▸ **PROBLEM DESCRIPTION**: How many lines in the records below contain the word "title"? Answer with the number alone.

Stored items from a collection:

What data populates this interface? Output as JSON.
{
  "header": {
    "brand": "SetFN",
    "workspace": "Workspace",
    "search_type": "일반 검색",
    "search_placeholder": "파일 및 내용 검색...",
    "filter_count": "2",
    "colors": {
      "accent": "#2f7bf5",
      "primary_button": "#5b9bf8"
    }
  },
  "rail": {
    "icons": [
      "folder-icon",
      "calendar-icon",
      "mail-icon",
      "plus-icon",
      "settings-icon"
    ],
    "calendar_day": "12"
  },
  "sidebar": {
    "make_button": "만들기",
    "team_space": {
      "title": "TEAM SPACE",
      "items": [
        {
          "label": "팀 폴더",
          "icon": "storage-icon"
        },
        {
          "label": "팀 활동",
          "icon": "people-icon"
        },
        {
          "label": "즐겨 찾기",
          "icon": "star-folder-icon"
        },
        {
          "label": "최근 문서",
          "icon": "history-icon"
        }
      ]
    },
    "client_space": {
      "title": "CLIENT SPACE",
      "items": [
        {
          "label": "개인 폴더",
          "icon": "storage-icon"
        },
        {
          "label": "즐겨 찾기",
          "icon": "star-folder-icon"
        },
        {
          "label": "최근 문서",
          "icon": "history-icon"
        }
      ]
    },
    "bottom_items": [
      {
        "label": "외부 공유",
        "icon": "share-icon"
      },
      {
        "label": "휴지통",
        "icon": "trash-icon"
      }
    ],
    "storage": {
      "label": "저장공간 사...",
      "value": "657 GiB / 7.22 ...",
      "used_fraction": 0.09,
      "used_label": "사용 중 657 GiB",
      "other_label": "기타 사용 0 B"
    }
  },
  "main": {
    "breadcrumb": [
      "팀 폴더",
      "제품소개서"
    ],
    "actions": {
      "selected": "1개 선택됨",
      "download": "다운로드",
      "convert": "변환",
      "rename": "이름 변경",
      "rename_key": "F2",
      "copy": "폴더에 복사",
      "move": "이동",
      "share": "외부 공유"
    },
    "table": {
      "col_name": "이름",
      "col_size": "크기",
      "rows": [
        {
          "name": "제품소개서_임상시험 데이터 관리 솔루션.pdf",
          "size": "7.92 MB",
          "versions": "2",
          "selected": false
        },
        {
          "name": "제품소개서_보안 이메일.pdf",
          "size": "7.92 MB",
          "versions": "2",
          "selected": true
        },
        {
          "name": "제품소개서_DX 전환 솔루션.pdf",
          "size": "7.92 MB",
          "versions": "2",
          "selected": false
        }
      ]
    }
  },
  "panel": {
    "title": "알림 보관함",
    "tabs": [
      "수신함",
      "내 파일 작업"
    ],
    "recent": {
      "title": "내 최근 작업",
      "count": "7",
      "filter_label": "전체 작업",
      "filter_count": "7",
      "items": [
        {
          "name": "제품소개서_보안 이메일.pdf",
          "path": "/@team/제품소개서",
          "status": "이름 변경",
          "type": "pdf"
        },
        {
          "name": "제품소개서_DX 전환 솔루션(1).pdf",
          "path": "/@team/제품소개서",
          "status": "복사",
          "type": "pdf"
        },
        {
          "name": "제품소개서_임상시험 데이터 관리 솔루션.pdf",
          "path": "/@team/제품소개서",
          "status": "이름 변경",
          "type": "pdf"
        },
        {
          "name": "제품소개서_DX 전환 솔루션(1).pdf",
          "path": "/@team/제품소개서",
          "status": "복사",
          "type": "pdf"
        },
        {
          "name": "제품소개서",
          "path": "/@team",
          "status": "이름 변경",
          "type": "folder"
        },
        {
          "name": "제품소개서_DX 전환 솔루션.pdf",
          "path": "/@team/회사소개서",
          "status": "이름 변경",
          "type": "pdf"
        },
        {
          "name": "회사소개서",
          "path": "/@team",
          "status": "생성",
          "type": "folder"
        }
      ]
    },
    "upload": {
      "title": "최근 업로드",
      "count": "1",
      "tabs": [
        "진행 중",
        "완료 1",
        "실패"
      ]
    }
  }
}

▸ **THE ANSWER**: 5